Soubin Shahir is excellent as the football-addicted team manager, who has devoted his entire life to football and his team, despite the effects such devotion has had on other aspects of his life. His difficult relationship with his step-father is woven throughout the narrative and provides a jarring but powerful counter note to the friendship that develops between Majid and Samuel. Soubin brings a number of key elements to his character including a certain nerdiness that has left Majid as a football manager rather than a player and star of the field, bashful attempts to find a wife, a constant awareness of his money problems and a determination to look after Samuel even as he ignores his step-father. Samuel Abiola Robinson has a more difficult role in some respects as he literally has little voice in the film, but he still does a good job at making Samuel an empathetic character. Much of this is down to his smile and determination to get back to playing football.
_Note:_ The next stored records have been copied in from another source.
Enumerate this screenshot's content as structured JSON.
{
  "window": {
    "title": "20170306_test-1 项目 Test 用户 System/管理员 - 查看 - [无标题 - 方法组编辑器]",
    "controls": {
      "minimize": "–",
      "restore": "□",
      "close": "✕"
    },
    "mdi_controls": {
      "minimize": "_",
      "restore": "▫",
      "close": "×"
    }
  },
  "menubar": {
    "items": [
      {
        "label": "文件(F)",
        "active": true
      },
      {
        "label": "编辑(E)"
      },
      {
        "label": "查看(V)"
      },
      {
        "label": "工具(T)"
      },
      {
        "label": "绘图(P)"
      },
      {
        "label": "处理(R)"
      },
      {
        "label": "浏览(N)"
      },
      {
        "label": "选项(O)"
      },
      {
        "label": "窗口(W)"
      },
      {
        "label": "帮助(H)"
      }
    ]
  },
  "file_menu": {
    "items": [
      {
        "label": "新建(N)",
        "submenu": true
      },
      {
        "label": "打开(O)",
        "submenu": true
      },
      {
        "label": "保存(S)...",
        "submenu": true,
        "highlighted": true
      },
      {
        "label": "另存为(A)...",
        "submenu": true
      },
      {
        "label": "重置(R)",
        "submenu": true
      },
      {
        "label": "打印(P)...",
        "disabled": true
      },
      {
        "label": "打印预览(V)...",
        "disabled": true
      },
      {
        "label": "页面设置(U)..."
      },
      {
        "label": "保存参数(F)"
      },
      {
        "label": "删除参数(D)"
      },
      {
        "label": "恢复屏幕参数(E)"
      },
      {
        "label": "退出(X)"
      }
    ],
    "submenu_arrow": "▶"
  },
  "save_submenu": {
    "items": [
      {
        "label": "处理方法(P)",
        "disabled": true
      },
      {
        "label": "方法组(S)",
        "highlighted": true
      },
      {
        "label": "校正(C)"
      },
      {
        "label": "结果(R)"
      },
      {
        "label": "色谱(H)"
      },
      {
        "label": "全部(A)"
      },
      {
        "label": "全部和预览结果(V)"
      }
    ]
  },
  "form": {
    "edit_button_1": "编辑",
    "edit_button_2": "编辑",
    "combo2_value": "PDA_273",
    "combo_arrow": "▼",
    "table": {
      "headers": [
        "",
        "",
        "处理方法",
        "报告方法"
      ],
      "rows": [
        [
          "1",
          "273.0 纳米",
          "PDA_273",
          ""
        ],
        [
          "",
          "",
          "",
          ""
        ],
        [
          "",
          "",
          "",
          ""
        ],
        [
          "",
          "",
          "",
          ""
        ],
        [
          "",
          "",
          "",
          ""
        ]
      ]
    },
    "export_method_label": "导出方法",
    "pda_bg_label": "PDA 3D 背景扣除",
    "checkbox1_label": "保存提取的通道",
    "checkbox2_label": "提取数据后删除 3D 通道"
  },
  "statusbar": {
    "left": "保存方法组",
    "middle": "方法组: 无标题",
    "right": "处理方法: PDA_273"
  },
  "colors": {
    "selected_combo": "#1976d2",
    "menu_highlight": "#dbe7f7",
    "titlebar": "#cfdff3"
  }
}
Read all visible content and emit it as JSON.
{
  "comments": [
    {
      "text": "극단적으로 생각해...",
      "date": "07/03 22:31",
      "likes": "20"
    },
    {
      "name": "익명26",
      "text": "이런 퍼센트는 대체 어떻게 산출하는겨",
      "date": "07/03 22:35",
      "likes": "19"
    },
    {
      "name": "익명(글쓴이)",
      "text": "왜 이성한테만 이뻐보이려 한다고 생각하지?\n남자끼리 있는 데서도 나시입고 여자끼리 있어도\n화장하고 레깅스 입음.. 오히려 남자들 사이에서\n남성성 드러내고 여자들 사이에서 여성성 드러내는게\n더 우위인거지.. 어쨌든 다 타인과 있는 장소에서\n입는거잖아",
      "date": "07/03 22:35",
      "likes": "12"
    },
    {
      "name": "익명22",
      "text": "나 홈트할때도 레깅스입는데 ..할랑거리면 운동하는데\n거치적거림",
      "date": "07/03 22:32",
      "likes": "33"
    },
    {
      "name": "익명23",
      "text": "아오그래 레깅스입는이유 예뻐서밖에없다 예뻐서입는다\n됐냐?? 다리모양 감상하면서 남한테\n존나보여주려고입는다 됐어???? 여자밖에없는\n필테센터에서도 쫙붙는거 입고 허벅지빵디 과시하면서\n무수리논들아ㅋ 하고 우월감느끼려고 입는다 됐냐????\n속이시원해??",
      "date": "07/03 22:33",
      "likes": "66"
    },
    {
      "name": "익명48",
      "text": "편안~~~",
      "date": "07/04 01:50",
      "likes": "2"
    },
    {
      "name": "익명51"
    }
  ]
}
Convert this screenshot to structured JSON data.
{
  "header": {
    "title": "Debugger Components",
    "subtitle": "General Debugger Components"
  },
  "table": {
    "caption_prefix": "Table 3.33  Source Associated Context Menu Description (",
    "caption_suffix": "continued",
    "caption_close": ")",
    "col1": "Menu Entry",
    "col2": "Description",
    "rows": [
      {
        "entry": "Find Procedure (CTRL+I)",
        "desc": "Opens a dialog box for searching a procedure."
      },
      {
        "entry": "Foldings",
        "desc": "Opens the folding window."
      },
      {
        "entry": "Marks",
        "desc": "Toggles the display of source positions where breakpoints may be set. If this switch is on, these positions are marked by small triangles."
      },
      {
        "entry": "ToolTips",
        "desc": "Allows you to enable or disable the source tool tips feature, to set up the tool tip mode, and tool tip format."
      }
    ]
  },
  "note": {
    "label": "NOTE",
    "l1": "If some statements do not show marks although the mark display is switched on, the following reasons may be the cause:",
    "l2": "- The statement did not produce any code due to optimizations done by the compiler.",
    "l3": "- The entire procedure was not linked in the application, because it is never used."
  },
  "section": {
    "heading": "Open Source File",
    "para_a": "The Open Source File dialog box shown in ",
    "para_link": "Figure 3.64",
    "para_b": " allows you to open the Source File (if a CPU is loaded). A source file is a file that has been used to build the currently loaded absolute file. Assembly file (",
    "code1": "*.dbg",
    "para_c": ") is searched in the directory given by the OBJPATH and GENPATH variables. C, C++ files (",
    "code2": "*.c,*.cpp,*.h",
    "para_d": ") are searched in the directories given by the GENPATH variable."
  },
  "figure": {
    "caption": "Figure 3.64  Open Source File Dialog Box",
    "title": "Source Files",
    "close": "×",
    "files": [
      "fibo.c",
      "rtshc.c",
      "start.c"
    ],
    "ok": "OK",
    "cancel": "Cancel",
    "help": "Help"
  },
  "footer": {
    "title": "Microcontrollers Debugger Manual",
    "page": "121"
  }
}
There is a flashback to give some understanding of his situation at home, but it’s his bewildered acceptance of Malayalam village traditions that makes the most impact as he tries to cope with Jameela, Beeyumma and the rest of the villagers.

Savithri Sreedharan and Sarasa Balussery are simply brilliant as Majid’s mother and her best friend, and their method of looking after Samuel is hilarious and at the same time very touching. Their mannerisms are perfect for the characters and although they appear as typical village mothers, there is so much more to each that Zakariya cleverly explores with his screenplay and Muhsin Parari’s excellent dialogues. They each bring a mix of comedy, compassion, drama and warmth that works perfectly and provides a solid backbone for the rest of the story. The rest of the support cast are just as good with Navas Vallikkunnu, Ashraf Thangal and Abhiram Pothuval very funny as  Majid’s friends Latheef, Bavakka and Kunjippa and Aneesh Menon as rival football manager Nizar. Together they all form a tight-knit community that all work together despite having few resources to fund their passion.

Cinematographer Shyju Khalid ensures the film looks fantastic and Rex Vijayan’s songs and background music suit the mood, in particular the enthusiastic anthem to football!

The mix of characters, touches of humour and focus on relationships all ensure Sudani from Nigeria is a touch above the usual village-based drama and although the story might not hold any surprises, the film, and particularly the finale definitely draw on the heart strings. Adding football into a Malayalam film was a new thought for me as I hadn’t realised the popularity of the sport in Southern India, but it works well to add action and a dash of excitement too. If you like your sports films to be more about the action off the field, or prefer a novel approach to family and relationships, then this could be the film for you. 4½ stars.